## [PROMPT]
All lines holding the word "ribbon" are to be copied from the records beneath.

## [SUPPLIED MATERIAL]

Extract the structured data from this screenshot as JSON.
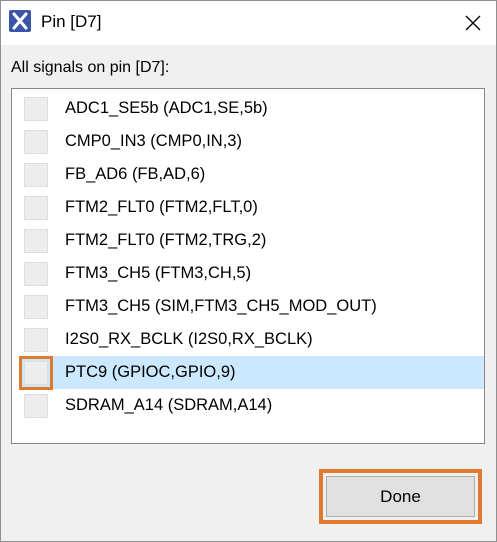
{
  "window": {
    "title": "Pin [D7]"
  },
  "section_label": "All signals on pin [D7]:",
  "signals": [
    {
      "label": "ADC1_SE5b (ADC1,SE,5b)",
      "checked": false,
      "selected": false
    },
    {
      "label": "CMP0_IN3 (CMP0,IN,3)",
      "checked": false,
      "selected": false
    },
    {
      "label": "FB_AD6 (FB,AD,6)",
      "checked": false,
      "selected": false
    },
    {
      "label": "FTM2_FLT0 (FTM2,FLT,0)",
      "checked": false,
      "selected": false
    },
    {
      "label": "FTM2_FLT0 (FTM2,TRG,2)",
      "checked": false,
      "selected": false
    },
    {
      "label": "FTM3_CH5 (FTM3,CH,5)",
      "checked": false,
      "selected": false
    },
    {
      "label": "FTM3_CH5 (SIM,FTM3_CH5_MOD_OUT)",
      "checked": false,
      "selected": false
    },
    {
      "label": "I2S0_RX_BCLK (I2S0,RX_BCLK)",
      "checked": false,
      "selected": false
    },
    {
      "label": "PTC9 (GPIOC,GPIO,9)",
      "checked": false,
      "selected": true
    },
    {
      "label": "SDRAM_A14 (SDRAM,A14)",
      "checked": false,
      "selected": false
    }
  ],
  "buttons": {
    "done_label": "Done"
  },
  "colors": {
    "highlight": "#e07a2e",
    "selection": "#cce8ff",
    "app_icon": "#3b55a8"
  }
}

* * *

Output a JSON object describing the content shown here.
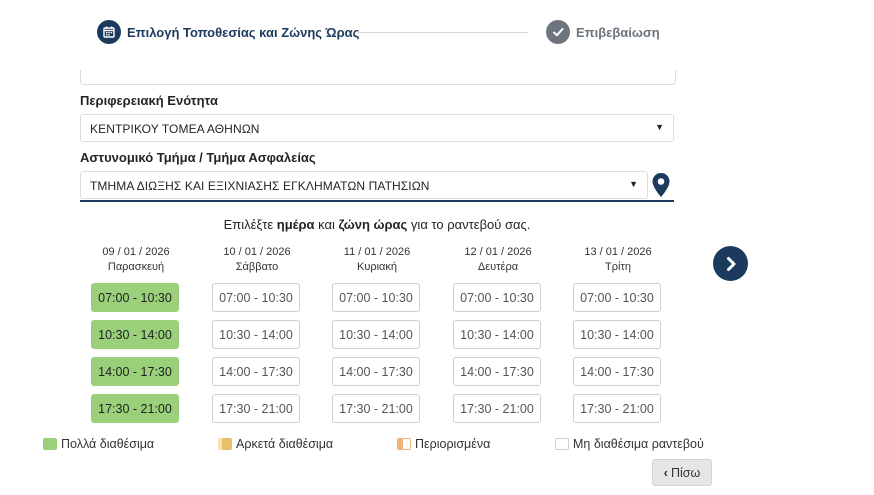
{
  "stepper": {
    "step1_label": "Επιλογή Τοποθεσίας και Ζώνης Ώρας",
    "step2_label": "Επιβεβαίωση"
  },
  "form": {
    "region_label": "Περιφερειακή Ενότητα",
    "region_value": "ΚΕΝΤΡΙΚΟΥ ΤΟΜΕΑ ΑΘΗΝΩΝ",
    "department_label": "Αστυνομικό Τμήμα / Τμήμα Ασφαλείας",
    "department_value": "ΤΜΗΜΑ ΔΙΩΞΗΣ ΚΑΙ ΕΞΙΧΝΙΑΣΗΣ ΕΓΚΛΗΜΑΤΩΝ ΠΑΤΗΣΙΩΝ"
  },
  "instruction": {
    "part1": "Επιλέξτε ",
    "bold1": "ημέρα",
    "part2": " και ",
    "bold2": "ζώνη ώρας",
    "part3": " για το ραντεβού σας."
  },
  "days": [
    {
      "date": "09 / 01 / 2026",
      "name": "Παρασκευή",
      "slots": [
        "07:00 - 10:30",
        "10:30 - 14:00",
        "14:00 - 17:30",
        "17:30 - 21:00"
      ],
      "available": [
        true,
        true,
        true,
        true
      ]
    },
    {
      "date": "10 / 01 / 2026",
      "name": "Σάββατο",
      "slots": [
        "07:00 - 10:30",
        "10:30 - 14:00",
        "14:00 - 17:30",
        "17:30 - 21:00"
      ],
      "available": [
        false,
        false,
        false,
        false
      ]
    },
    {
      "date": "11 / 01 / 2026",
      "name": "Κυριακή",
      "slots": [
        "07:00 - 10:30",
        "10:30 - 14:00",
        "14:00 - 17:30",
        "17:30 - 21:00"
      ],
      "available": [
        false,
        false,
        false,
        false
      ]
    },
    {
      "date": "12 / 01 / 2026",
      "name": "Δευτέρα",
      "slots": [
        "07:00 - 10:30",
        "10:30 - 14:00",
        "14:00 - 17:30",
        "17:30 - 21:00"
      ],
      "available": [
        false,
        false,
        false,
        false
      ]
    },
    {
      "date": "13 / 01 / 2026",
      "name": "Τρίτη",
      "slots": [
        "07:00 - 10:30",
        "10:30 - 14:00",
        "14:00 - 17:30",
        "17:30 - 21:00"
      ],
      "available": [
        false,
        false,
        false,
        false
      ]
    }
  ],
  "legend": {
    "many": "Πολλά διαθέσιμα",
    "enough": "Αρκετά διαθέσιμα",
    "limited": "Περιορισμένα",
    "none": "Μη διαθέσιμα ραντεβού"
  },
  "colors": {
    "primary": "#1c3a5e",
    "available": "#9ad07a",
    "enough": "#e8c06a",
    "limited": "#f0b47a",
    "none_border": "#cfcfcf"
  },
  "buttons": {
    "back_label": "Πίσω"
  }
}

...

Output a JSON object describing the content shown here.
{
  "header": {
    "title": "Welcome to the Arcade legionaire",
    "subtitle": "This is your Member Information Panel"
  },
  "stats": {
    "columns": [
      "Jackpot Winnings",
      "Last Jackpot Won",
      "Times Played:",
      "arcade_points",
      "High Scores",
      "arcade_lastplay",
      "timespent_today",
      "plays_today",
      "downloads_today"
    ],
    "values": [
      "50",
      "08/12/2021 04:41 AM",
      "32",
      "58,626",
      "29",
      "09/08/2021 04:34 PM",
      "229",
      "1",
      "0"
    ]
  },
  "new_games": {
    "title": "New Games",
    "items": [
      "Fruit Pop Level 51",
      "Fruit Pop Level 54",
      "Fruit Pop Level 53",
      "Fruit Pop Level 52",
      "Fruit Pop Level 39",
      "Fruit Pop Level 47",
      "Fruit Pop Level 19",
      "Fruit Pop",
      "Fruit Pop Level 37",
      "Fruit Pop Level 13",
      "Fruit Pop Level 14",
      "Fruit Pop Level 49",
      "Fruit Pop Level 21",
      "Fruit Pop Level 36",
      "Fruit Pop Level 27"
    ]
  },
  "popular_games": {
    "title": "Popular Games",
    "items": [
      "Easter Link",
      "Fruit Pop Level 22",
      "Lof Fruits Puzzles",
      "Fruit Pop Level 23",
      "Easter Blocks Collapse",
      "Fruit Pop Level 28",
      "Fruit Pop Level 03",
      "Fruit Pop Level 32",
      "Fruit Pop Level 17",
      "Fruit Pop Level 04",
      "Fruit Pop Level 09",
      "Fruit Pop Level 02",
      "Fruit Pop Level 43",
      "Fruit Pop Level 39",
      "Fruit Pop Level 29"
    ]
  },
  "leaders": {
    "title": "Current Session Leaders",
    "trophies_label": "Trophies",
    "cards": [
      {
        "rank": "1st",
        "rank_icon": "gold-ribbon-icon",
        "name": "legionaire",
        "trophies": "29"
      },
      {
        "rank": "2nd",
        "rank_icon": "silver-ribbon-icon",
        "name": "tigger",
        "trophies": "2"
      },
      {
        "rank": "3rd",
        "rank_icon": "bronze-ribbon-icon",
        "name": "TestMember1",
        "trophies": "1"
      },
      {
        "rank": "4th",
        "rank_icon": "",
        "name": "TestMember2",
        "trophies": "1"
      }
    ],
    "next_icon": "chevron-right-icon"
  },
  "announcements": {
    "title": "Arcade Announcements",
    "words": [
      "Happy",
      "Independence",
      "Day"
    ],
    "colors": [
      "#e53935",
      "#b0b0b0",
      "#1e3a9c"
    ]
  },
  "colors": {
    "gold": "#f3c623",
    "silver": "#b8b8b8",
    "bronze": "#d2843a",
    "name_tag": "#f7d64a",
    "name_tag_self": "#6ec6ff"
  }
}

## [TASK ANSWER]
        "rank_icon": "gold-ribbon-icon",
        "rank_icon": "silver-ribbon-icon",
        "rank_icon": "bronze-ribbon-icon",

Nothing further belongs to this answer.